Queen Maria of Romania, the granddaughter of Queen Victoria of England and Russian Tsar Nicolai the II-nd is our muse. Regarded as the most elegant princess of her time, it was her writing that triggered the inspiration for the Florae Parfum.
Starting with her childhood memories “of humid, dried leaves”, “smoke”, “vegetable gardens”, “rotten potatoes”, “old hessian bags”, “the sweet violet”, “the laurel”, “the huge cedar in front of the house”, the lake belonging to the residence in England, the fruits gathered from the orchards were she was visiting with her pony Isabelle, and right to the smell of basil and orange flower from her mother’s boudoir, the base of her perfume was laid same as the most distant memories that sit always furthest, at the back of our minds.
In her lengthy walks, Her Majesty always paid attention to nature, the caprifolium fences with the fragrant honeysuckle flowers, “ the grand magnolia with smell like lemon”, “passiflora”, “jasmine”, “the primulas coming out of the dead leaves”, or the “rosa gallica, pink and fresh” associated by the queen with the image of a fairy.
She was fascinated by her mother’s boudoir, with the perfume flacons, soaps, crèmes, rose water, the ricin pastilles, or the iris powder sachets from Florence, the same place from where today we are getting the orris butter used in our perfumes.
While still a youth in England, the Queen falls in love with the linden flower, a smell that she recalls while visiting Iasi, a city in north-east Romania and the capital of Moldova at the time. The “black salsify from Osborne”, or the smell ”of the white beer soup, sweet and with raisins”, the Baumkuchen-“ the brown cake covered in sugar”, the smell of the lilies, for which the queen made almost an obsession, or that of the roses full of dew that she planted in all her gardens, all are a part of her extraordinary life. She remembers the smell of the English fog, her father’s tobacco and a heavy Russian perfume, all of which are found in the perfume alongside the wet England nature, but also the lush Romanian earth in spring, represented with oakmoss, vetiver, sandalwood, and hyrax, which is an African ingredient that so well depicts fields of grass from spring to autumn.

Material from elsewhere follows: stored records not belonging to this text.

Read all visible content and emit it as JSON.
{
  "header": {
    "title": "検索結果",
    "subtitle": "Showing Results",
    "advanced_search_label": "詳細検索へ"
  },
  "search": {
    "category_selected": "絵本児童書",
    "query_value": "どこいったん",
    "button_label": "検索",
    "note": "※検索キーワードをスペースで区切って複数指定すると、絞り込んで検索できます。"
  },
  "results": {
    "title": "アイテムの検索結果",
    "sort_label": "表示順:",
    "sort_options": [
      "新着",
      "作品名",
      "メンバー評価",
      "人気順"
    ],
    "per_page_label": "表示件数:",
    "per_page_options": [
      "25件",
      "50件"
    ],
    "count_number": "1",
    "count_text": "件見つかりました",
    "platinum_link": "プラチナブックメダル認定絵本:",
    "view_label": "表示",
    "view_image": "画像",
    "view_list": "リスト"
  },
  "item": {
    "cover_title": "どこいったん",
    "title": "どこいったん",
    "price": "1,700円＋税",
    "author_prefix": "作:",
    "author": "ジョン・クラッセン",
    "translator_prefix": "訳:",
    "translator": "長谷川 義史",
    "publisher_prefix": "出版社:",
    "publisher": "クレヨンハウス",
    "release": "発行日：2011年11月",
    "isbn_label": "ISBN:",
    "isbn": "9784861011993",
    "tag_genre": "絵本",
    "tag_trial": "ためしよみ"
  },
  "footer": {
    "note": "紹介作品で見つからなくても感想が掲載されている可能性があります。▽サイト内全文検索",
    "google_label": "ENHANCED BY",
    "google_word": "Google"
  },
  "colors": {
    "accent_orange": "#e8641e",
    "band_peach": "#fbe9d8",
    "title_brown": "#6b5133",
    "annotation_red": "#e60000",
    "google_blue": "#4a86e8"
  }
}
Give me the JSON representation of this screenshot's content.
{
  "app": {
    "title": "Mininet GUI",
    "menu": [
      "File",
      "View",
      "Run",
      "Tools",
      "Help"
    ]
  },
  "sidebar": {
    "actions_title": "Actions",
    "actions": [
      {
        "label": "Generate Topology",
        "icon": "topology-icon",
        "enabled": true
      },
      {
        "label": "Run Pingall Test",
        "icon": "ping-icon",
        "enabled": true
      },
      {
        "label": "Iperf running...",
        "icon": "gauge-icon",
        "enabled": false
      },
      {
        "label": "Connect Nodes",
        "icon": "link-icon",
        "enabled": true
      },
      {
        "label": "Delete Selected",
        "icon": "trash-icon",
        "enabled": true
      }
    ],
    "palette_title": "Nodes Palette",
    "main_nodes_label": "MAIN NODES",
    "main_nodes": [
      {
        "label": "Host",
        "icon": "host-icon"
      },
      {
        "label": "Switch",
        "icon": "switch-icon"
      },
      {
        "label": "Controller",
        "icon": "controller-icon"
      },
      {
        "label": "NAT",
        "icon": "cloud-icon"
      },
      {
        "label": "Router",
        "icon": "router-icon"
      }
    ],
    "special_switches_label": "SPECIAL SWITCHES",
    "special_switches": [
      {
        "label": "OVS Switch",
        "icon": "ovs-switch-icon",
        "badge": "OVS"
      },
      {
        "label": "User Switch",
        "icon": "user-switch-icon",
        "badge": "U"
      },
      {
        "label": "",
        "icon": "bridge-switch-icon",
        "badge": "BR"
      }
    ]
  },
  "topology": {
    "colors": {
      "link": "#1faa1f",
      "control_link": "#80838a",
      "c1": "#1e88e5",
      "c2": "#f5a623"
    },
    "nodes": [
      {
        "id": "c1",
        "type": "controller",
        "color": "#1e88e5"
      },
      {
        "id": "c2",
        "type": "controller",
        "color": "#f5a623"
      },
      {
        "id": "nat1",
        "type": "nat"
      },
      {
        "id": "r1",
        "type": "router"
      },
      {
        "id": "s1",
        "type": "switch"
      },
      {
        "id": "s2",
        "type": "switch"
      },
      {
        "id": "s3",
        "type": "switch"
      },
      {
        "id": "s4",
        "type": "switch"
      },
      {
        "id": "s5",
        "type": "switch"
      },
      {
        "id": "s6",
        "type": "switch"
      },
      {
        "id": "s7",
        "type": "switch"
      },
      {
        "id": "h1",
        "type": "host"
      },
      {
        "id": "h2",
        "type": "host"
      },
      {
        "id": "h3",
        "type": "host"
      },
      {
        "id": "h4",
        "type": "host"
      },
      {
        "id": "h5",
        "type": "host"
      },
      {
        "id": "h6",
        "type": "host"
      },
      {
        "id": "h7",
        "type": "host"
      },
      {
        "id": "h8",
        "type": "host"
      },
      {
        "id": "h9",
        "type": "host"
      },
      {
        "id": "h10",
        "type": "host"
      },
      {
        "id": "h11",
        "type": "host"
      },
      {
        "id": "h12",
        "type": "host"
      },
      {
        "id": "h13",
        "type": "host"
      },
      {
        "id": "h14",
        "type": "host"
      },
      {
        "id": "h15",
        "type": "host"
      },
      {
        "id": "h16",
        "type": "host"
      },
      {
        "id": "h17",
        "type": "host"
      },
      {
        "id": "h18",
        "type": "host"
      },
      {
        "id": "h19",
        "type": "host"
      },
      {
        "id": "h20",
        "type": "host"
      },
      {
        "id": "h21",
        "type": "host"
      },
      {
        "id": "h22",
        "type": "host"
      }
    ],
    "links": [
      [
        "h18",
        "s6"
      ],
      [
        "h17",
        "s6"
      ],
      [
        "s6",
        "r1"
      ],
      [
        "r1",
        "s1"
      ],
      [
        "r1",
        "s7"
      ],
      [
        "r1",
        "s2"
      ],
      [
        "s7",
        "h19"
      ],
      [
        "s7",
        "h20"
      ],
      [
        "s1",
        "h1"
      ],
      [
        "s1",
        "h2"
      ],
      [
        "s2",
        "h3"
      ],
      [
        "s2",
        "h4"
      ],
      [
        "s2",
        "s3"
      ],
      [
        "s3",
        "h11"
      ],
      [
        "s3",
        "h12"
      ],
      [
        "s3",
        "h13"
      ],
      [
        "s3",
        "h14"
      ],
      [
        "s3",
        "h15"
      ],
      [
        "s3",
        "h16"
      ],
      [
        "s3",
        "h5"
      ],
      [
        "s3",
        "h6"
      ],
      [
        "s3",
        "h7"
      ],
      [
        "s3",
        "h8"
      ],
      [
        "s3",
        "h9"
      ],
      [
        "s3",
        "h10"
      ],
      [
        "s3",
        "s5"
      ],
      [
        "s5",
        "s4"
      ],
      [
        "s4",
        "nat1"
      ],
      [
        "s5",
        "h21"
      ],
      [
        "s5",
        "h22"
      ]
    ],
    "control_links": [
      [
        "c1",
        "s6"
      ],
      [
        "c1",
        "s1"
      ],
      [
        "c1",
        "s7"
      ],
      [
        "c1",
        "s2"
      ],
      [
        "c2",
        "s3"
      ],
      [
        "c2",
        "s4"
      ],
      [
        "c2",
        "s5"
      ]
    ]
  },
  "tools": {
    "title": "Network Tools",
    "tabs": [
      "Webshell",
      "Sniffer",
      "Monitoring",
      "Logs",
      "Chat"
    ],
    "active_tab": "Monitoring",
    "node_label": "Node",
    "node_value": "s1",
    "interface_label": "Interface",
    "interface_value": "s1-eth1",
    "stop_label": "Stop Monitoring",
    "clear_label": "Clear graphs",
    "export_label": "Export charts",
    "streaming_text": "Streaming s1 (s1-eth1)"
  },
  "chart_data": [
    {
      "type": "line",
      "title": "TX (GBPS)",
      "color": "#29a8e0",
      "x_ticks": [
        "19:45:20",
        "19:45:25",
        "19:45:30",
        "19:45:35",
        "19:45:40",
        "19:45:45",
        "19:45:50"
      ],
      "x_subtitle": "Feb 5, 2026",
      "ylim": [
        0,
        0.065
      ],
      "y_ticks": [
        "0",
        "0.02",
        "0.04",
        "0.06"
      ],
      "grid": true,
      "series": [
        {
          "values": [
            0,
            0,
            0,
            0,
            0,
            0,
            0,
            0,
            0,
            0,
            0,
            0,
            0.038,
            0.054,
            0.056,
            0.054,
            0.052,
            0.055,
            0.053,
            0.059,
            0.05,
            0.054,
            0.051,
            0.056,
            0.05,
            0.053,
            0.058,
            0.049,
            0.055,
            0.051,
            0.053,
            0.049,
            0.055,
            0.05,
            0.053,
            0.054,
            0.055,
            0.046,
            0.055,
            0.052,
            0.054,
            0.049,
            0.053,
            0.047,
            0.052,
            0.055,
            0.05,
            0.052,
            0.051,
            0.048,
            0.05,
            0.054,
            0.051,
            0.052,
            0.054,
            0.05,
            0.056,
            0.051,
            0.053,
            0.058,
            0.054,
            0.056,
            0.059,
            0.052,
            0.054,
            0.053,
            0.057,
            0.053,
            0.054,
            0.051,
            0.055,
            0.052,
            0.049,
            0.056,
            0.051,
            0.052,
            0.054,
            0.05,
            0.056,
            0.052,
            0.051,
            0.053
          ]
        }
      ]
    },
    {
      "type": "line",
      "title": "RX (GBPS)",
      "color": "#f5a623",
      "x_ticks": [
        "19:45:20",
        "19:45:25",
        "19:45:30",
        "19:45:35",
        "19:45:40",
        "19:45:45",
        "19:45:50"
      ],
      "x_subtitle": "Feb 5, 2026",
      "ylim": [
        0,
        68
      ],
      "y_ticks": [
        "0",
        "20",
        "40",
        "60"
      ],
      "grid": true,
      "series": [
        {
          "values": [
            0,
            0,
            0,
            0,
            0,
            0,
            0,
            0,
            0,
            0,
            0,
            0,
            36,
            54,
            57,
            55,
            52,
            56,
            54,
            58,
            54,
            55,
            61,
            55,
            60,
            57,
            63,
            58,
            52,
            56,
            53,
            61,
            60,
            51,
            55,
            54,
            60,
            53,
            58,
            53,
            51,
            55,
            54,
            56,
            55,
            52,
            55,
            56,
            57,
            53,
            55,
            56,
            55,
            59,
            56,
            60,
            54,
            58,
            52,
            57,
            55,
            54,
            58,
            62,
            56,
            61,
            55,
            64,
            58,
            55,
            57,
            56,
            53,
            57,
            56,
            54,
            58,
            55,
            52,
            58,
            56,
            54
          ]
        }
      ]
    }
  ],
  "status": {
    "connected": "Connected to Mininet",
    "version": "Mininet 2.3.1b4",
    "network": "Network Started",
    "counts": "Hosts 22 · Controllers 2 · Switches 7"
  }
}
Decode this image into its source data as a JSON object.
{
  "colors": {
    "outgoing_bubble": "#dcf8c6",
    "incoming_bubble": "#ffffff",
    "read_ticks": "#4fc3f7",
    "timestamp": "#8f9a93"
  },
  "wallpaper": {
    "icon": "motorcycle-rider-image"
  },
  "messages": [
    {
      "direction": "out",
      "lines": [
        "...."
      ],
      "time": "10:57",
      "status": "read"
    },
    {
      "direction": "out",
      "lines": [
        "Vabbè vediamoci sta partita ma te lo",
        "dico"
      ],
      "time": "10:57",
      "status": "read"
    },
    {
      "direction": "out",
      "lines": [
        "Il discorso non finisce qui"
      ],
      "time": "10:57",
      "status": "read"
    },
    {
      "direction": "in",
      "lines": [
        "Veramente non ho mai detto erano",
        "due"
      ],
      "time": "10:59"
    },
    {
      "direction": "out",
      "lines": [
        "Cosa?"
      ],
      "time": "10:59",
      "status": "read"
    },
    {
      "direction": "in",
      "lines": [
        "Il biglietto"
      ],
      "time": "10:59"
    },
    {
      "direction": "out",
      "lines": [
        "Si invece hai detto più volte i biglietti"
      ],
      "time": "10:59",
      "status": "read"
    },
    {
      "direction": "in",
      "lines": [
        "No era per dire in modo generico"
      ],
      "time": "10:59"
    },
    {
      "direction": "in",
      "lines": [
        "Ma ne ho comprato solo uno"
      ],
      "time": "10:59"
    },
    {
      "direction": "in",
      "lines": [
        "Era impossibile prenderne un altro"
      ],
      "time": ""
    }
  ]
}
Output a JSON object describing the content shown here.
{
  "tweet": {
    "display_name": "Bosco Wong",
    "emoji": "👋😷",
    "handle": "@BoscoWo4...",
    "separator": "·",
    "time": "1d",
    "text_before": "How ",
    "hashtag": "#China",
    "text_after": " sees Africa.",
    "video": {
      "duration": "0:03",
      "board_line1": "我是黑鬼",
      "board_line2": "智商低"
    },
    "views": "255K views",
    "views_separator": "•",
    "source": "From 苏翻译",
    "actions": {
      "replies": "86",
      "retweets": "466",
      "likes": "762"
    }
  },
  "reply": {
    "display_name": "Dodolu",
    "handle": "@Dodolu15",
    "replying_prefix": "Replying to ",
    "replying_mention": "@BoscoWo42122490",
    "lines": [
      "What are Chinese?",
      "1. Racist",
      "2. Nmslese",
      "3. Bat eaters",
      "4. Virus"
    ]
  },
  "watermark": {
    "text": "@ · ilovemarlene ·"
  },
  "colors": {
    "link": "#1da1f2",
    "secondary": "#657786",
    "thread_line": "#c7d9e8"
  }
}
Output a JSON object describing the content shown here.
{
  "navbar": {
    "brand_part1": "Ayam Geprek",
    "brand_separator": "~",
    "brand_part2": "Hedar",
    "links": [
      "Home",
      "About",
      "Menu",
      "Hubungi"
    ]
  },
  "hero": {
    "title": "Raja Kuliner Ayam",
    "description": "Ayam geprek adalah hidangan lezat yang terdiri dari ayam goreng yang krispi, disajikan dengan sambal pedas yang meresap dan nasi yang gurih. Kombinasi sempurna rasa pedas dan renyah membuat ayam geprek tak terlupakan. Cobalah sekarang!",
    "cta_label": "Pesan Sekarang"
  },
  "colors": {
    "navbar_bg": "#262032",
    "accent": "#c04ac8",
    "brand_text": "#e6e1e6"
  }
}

And because the queen also loved the perfume of lady Emma Osborne with the lemony scent, and while in her time in Malta she was surrounded by jasmines, geraniums, white chrysanthemums, anemones, bougainvillea and citrus trees, a world which she called “of dream”, the petitgrain with its green tint was added to the neroli, the zest of lemon and mandarins, over the geranium and the Egyptian and the Sambac jasmines…
She loved the English opera and the theatres where “you could smell the bouquets of red, velvety and very opened roses” for which, the noble damascena and centifolia roses were added.
The perfume mentions also the scent of the churches with the frankincense and narcissus used at ceremonies, “the carnations, violets, basil and mock orange flowers” given to the Queen by a monk from the Cernica monastery, or the jams and apples from the nuns of the Pasarea monastery where it smelled like smoke. It did not forget the smell of spring and its flowers, the tulips and the hyacinth, the acacia or the fruit trees in flower, with the pepper and violets from Malta planted by her mother, Her Imperial Highness the Dutches of Edinburgh.
“La princesse lointaine” as the Queen was often called in her youth for the reason that she lived in the far and wild Romania, was renowned for her beauty and elegance. She was always surrounded by flowers in her quarters and in her gardens, at the Cotroceni Palace, Peles Castle, at the Balcici summer residence, or everywhere she lived even if for just a little while.
She earned the name of “the Queen of Gardens” and for us she will always be the Queen of Flowers.
Florae is presented as a multi floral bouquet parfum extract.
All quotes are form Her Majesty Queen Maria of Romania’s writings.
“After the war, the passion for gardening came towards me with a power I have never known before. Flowers everywhere, in gardens, in houses, in hospitals, in every single corner of the street, flowers, flowers as a sign of hope and faith. And after this, I created gardens everywhere I went, colourful gardens, memory gardens, for happiness and for beauty”
– from the autobiography “The Story of My Life” written by Her Majesty Queen Maria of Romania